Q: What is the main controversy surrounding the relationship between emotions and reason?

A: The main controversy concerns the extent to which emotions are rational or irrational, and whether they are opposed to reason or complementary to it.

Q: What is the classical view of emotions?

A: The classical view of emotions, which can be traced back to Aristotle, sees emotions as irrational responses to external stimuli that are opposed to reason.

Q: What is the Enlightenment view of emotions?

A: The Enlightenment view sees emotions as natural and necessary aspects of human life that are complementary to reason and have adaptive functions.

Q: What is the modern view of emotions?

A: The modern view sees emotions as complex cognitive and evaluative processes that integrate subjective experiences with physical and behavioral responses and contribute to our reasoning and decision-making in a way that is consistent with our beliefs, values, and goals.

Q: What is the role of emotions in rational thinking and ethical behavior?

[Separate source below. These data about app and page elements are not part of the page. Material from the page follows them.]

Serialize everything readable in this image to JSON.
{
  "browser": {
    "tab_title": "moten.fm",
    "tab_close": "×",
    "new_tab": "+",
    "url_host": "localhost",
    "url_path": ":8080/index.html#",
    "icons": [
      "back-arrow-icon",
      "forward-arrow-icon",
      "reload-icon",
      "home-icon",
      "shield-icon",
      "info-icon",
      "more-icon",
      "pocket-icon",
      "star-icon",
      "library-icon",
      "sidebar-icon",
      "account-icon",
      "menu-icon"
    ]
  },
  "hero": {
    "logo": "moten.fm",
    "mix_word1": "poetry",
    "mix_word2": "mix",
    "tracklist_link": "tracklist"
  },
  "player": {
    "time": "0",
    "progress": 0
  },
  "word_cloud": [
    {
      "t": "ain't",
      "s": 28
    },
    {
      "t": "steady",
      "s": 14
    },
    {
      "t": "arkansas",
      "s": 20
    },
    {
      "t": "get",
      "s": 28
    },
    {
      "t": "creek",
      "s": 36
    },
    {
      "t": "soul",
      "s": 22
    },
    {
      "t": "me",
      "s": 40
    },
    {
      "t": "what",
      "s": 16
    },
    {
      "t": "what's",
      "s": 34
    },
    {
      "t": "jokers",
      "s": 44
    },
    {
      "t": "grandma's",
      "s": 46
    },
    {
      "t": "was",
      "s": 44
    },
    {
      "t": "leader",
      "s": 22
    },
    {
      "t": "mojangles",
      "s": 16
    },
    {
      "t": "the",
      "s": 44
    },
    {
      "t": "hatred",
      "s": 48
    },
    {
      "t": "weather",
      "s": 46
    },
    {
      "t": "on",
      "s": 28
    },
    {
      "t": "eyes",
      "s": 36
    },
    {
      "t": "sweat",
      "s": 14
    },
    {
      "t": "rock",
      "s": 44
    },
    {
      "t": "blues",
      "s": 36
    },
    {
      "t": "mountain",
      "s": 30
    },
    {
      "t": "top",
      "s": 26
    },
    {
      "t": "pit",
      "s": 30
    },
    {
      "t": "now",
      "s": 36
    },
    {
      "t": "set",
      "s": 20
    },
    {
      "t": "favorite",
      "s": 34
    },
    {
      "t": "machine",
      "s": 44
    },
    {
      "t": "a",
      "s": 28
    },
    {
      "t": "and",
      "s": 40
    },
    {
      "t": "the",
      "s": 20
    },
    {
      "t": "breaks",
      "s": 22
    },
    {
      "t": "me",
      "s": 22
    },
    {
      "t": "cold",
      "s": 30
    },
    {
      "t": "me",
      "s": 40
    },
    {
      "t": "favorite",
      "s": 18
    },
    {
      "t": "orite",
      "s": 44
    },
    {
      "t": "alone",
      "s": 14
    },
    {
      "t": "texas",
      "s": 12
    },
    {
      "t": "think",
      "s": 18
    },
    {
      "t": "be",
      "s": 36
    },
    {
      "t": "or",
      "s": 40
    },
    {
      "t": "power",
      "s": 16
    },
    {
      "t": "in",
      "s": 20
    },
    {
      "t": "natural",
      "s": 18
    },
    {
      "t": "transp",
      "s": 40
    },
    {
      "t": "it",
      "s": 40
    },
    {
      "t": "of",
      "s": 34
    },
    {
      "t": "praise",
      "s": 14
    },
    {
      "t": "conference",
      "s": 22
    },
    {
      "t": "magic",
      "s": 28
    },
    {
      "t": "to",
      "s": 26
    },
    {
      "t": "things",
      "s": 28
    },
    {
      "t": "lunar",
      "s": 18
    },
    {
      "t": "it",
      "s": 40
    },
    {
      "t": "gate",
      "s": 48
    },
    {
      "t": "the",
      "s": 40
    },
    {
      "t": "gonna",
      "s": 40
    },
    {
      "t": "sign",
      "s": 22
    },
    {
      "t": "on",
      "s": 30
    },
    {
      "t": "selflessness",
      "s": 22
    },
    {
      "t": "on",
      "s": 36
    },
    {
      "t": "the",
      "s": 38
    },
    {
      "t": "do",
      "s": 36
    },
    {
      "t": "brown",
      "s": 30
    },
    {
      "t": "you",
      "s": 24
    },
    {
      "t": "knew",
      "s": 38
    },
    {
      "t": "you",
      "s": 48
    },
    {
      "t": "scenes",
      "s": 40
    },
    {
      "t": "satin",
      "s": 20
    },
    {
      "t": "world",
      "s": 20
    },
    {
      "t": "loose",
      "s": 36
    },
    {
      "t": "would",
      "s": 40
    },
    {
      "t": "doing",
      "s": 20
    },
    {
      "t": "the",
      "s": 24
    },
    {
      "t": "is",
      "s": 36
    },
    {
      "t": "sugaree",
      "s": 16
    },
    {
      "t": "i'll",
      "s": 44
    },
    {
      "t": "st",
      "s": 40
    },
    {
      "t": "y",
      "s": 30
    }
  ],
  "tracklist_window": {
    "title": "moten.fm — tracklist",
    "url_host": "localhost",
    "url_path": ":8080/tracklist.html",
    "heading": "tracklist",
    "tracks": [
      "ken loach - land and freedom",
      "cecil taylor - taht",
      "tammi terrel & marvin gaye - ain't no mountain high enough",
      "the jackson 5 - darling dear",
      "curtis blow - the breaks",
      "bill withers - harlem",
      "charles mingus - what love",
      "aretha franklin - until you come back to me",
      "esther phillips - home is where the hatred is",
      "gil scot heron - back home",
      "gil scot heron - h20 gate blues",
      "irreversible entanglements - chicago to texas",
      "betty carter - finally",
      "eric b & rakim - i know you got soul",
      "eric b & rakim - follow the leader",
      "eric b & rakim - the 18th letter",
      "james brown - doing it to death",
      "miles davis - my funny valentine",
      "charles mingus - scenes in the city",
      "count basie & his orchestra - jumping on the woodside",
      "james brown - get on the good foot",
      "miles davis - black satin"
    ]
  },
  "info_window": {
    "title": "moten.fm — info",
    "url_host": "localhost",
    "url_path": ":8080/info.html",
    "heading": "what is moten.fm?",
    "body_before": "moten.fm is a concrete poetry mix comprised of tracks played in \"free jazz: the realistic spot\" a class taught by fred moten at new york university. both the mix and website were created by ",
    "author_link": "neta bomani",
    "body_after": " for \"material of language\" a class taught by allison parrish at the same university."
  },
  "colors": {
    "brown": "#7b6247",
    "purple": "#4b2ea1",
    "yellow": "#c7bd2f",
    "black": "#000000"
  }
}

A: Emotions provide us with valuable information about the world and guide our actions in a way that is compatible with our goals and values. They are therefore essential for rational thinking and ethical behavior, rather than opposed to it.